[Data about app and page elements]
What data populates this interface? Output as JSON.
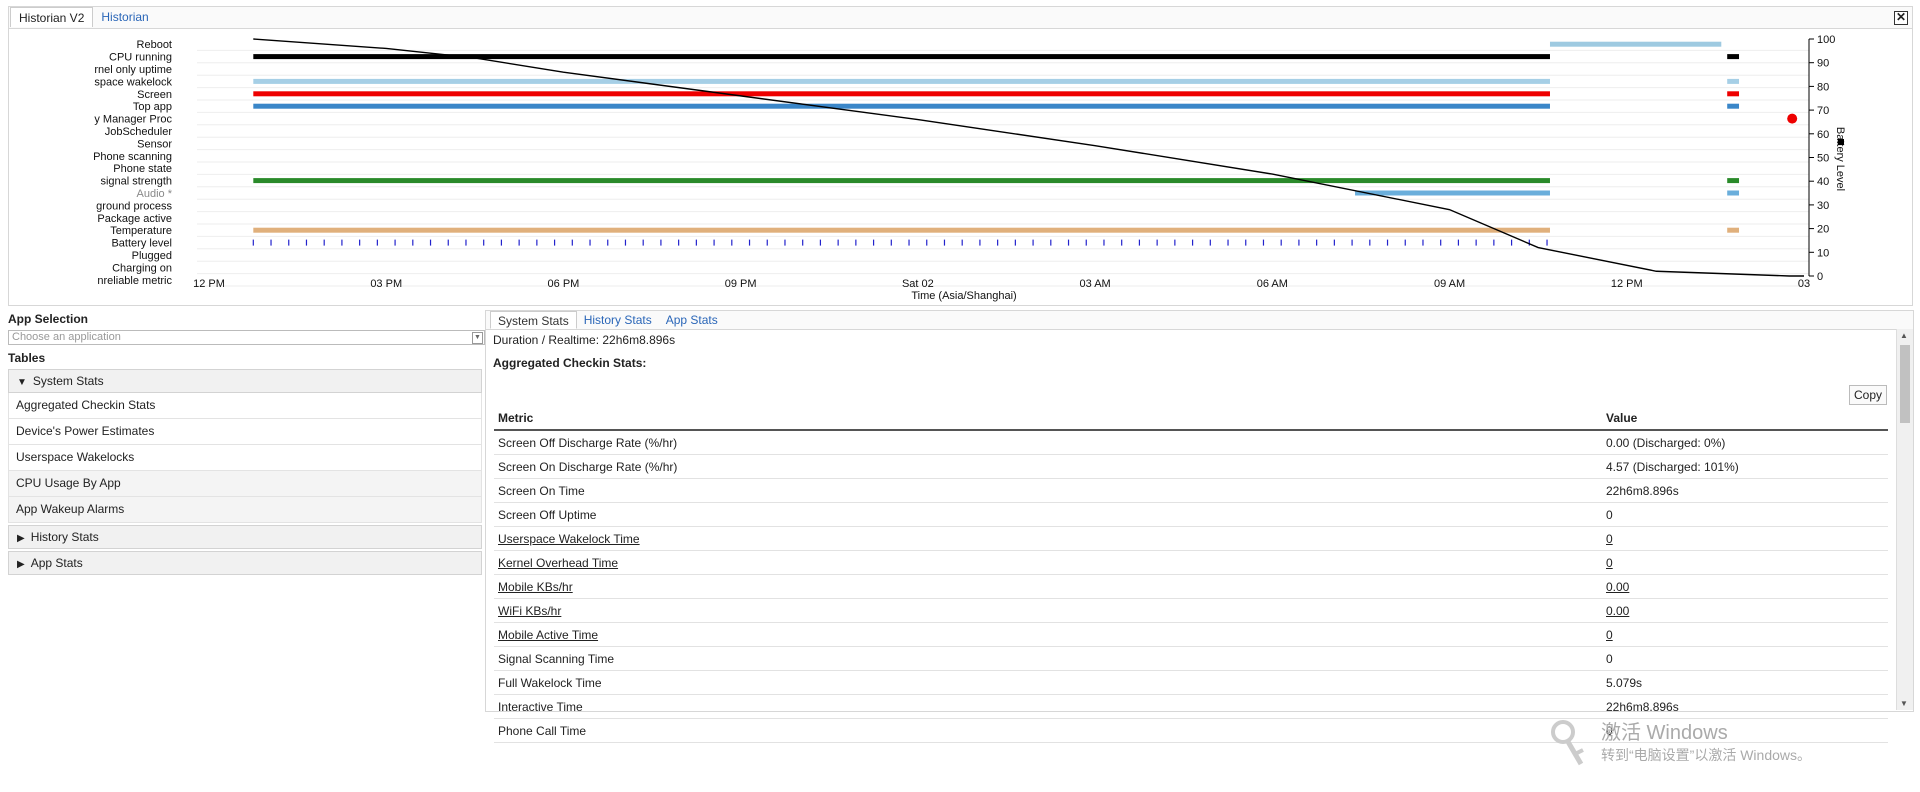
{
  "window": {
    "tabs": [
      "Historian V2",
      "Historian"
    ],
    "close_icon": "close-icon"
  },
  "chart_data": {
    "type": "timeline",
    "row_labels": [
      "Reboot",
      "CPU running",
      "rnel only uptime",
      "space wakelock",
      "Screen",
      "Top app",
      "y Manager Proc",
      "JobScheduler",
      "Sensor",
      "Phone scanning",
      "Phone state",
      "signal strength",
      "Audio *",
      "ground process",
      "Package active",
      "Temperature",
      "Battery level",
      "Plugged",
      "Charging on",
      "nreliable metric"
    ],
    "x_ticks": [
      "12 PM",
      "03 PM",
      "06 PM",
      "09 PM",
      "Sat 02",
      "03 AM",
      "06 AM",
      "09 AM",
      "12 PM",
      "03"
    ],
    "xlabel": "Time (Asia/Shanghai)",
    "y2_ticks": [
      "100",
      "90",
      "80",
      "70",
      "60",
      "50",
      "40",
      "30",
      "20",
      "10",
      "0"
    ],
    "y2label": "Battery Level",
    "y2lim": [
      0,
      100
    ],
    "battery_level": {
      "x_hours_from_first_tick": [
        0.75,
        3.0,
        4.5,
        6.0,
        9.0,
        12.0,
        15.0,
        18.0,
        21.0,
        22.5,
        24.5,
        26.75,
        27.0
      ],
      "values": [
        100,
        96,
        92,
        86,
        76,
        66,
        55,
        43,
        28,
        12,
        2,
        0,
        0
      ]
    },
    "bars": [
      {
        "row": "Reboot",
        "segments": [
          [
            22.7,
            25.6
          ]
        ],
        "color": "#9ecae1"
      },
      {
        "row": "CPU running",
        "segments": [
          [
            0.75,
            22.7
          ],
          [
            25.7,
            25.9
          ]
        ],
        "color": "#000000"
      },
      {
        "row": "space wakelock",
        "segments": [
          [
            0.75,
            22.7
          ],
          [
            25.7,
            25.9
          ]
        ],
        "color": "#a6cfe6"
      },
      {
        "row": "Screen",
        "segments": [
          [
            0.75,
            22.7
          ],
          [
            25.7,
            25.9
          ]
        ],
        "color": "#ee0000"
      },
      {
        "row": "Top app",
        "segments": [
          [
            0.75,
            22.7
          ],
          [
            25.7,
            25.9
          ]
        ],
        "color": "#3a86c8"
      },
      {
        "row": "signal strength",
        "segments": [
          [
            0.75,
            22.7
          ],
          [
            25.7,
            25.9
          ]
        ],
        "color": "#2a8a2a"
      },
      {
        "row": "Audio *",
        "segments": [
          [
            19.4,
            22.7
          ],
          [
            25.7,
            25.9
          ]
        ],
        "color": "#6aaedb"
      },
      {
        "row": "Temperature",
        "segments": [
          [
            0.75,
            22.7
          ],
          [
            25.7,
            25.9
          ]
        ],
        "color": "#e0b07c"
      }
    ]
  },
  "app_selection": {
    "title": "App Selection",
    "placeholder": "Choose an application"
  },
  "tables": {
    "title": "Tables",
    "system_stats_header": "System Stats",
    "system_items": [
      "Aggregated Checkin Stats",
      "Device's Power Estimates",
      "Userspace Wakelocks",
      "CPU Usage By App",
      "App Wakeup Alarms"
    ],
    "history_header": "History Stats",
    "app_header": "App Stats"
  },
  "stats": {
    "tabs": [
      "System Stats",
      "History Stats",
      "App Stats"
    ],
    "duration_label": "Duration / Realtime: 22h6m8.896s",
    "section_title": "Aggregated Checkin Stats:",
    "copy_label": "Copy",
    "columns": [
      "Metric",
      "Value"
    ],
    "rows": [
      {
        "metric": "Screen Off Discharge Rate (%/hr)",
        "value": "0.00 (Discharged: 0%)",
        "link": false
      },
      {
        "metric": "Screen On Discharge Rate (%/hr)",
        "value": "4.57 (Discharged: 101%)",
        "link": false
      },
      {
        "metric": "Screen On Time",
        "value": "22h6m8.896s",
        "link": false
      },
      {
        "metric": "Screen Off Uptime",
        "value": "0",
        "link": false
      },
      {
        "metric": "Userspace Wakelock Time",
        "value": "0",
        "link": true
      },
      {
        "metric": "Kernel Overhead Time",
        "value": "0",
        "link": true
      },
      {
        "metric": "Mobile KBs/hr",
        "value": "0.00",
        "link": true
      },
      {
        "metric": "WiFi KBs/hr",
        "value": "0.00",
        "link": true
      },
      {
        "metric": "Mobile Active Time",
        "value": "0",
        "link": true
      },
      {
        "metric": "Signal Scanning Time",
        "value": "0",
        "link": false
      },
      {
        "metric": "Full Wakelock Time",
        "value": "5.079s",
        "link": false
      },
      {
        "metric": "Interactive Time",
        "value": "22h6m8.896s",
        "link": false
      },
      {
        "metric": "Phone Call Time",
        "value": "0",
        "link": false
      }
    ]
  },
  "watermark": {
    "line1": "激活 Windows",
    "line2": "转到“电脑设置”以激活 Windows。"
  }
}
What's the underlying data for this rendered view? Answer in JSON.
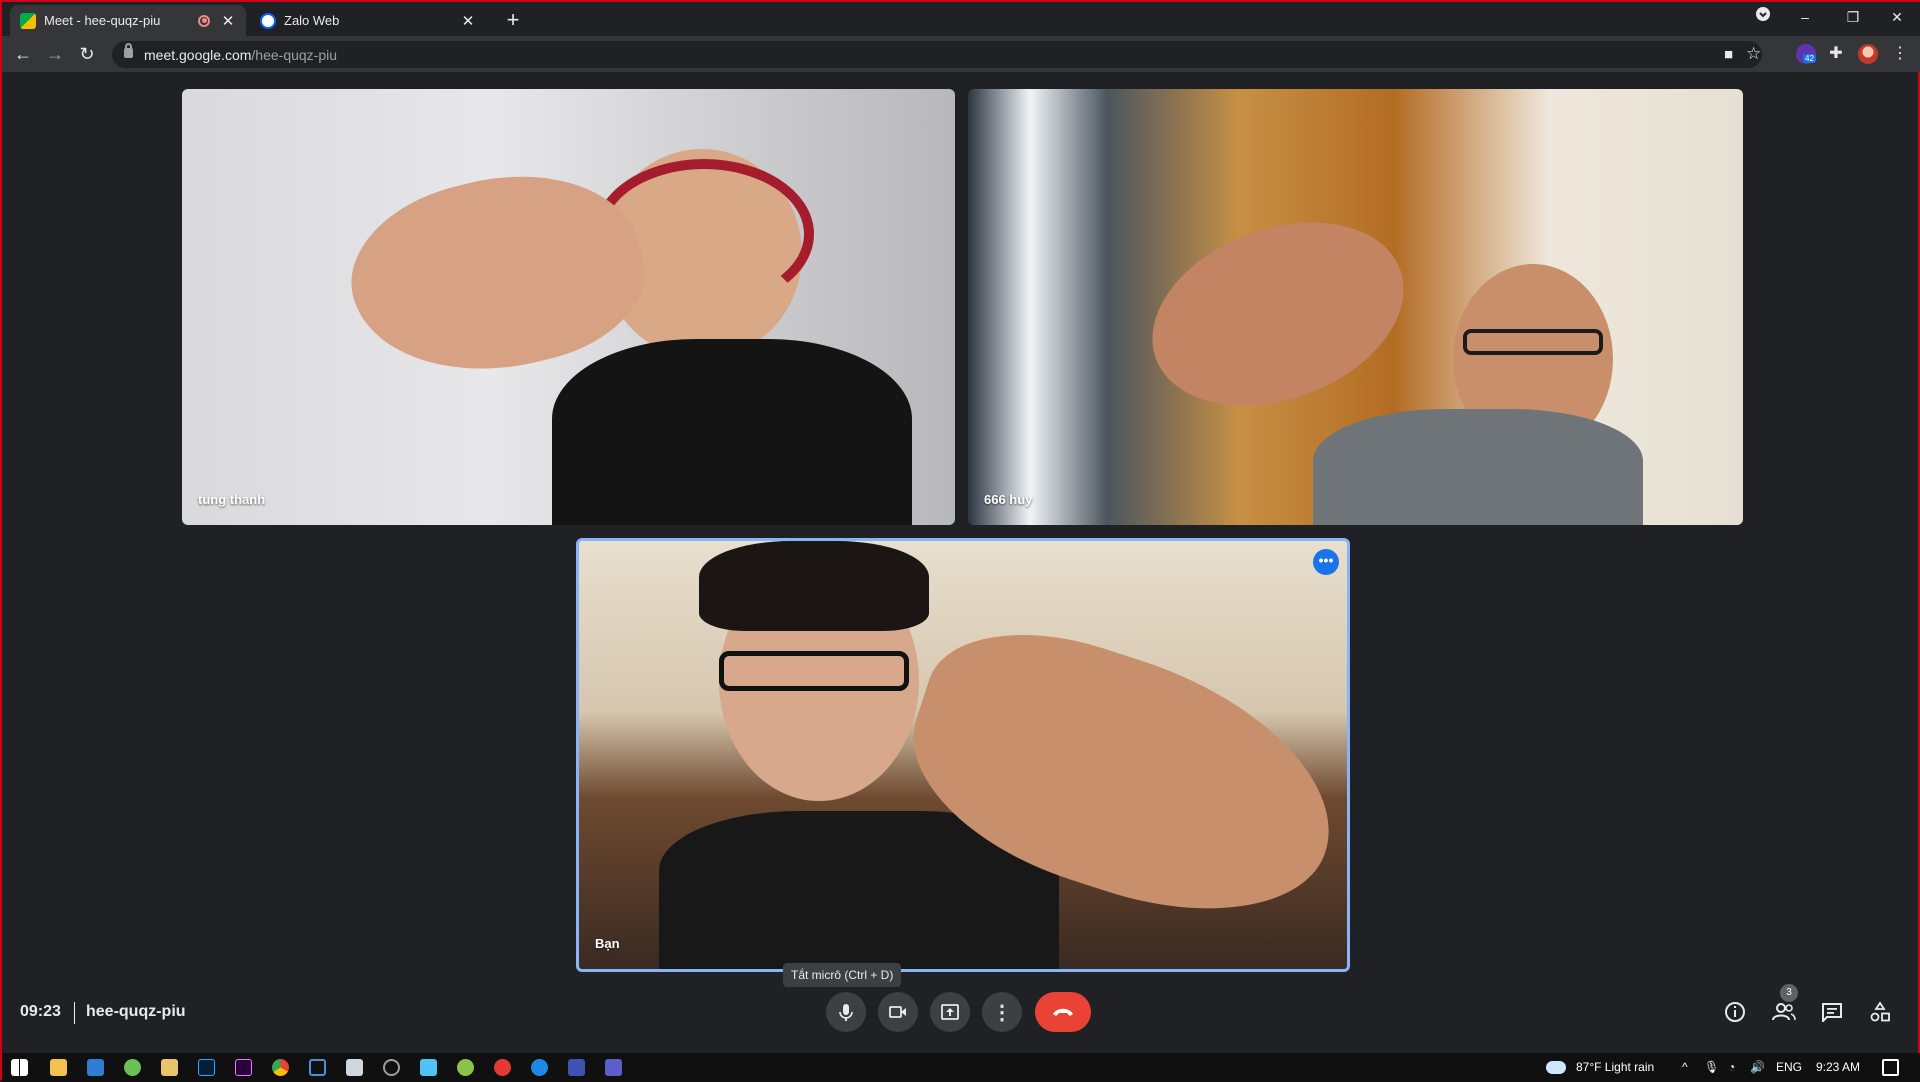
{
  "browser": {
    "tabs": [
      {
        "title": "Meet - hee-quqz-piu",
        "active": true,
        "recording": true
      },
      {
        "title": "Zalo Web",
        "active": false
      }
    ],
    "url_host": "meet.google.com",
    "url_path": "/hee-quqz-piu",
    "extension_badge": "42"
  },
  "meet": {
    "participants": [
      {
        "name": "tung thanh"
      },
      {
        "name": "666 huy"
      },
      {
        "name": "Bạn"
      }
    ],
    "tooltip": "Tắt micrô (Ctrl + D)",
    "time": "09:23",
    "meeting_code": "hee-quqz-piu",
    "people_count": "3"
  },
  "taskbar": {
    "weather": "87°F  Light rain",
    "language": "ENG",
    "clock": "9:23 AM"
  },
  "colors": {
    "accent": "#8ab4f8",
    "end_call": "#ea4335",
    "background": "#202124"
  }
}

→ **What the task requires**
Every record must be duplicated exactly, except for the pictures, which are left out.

→ **Reply**
What data populates this interface? Output as JSON.
{
  "window": {
    "tabs": [
      "Historian V2",
      "Historian"
    ],
    "close_icon": "close-icon"
  },
  "chart_data": {
    "type": "timeline",
    "row_labels": [
      "Reboot",
      "CPU running",
      "rnel only uptime",
      "space wakelock",
      "Screen",
      "Top app",
      "y Manager Proc",
      "JobScheduler",
      "Sensor",
      "Phone scanning",
      "Phone state",
      "signal strength",
      "Audio *",
      "ground process",
      "Package active",
      "Temperature",
      "Battery level",
      "Plugged",
      "Charging on",
      "nreliable metric"
    ],
    "x_ticks": [
      "12 PM",
      "03 PM",
      "06 PM",
      "09 PM",
      "Sat 02",
      "03 AM",
      "06 AM",
      "09 AM",
      "12 PM",
      "03"
    ],
    "xlabel": "Time (Asia/Shanghai)",
    "y2_ticks": [
      "100",
      "90",
      "80",
      "70",
      "60",
      "50",
      "40",
      "30",
      "20",
      "10",
      "0"
    ],
    "y2label": "Battery Level",
    "y2lim": [
      0,
      100
    ],
    "battery_level": {
      "x_hours_from_first_tick": [
        0.75,
        3.0,
        4.5,
        6.0,
        9.0,
        12.0,
        15.0,
        18.0,
        21.0,
        22.5,
        24.5,
        26.75,
        27.0
      ],
      "values": [
        100,
        96,
        92,
        86,
        76,
        66,
        55,
        43,
        28,
        12,
        2,
        0,
        0
      ]
    },
    "bars": [
      {
        "row": "Reboot",
        "segments": [
          [
            22.7,
            25.6
          ]
        ],
        "color": "#9ecae1"
      },
      {
        "row": "CPU running",
        "segments": [
          [
            0.75,
            22.7
          ],
          [
            25.7,
            25.9
          ]
        ],
        "color": "#000000"
      },
      {
        "row": "space wakelock",
        "segments": [
          [
            0.75,
            22.7
          ],
          [
            25.7,
            25.9
          ]
        ],
        "color": "#a6cfe6"
      },
      {
        "row": "Screen",
        "segments": [
          [
            0.75,
            22.7
          ],
          [
            25.7,
            25.9
          ]
        ],
        "color": "#ee0000"
      },
      {
        "row": "Top app",
        "segments": [
          [
            0.75,
            22.7
          ],
          [
            25.7,
            25.9
          ]
        ],
        "color": "#3a86c8"
      },
      {
        "row": "signal strength",
        "segments": [
          [
            0.75,
            22.7
          ],
          [
            25.7,
            25.9
          ]
        ],
        "color": "#2a8a2a"
      },
      {
        "row": "Audio *",
        "segments": [
          [
            19.4,
            22.7
          ],
          [
            25.7,
            25.9
          ]
        ],
        "color": "#6aaedb"
      },
      {
        "row": "Temperature",
        "segments": [
          [
            0.75,
            22.7
          ],
          [
            25.7,
            25.9
          ]
        ],
        "color": "#e0b07c"
      }
    ]
  },
  "app_selection": {
    "title": "App Selection",
    "placeholder": "Choose an application"
  },
  "tables": {
    "title": "Tables",
    "system_stats_header": "System Stats",
    "system_items": [
      "Aggregated Checkin Stats",
      "Device's Power Estimates",
      "Userspace Wakelocks",
      "CPU Usage By App",
      "App Wakeup Alarms"
    ],
    "history_header": "History Stats",
    "app_header": "App Stats"
  },
  "stats": {
    "tabs": [
      "System Stats",
      "History Stats",
      "App Stats"
    ],
    "duration_label": "Duration / Realtime: 22h6m8.896s",
    "section_title": "Aggregated Checkin Stats:",
    "copy_label": "Copy",
    "columns": [
      "Metric",
      "Value"
    ],
    "rows": [
      {
        "metric": "Screen Off Discharge Rate (%/hr)",
        "value": "0.00 (Discharged: 0%)",
        "link": false
      },
      {
        "metric": "Screen On Discharge Rate (%/hr)",
        "value": "4.57 (Discharged: 101%)",
        "link": false
      },
      {
        "metric": "Screen On Time",
        "value": "22h6m8.896s",
        "link": false
      },
      {
        "metric": "Screen Off Uptime",
        "value": "0",
        "link": false
      },
      {
        "metric": "Userspace Wakelock Time",
        "value": "0",
        "link": true
      },
      {
        "metric": "Kernel Overhead Time",
        "value": "0",
        "link": true
      },
      {
        "metric": "Mobile KBs/hr",
        "value": "0.00",
        "link": true
      },
      {
        "metric": "WiFi KBs/hr",
        "value": "0.00",
        "link": true
      },
      {
        "metric": "Mobile Active Time",
        "value": "0",
        "link": true
      },
      {
        "metric": "Signal Scanning Time",
        "value": "0",
        "link": false
      },
      {
        "metric": "Full Wakelock Time",
        "value": "5.079s",
        "link": false
      },
      {
        "metric": "Interactive Time",
        "value": "22h6m8.896s",
        "link": false
      },
      {
        "metric": "Phone Call Time",
        "value": "0",
        "link": false
      }
    ]
  },
  "watermark": {
    "line1": "激活 Windows",
    "line2": "转到“电脑设置”以激活 Windows。"
  }
}
What's the underlying data for this rendered view? Answer in JSON.
{
  "browser": {
    "tabs": [
      {
        "title": "Meet - hee-quqz-piu",
        "active": true,
        "recording": true
      },
      {
        "title": "Zalo Web",
        "active": false
      }
    ],
    "url_host": "meet.google.com",
    "url_path": "/hee-quqz-piu",
    "extension_badge": "42"
  },
  "meet": {
    "participants": [
      {
        "name": "tung thanh"
      },
      {
        "name": "666 huy"
      },
      {
        "name": "Bạn"
      }
    ],
    "tooltip": "Tắt micrô (Ctrl + D)",
    "time": "09:23",
    "meeting_code": "hee-quqz-piu",
    "people_count": "3"
  },
  "taskbar": {
    "weather": "87°F  Light rain",
    "language": "ENG",
    "clock": "9:23 AM"
  },
  "colors": {
    "accent": "#8ab4f8",
    "end_call": "#ea4335",
    "background": "#202124"
  }
}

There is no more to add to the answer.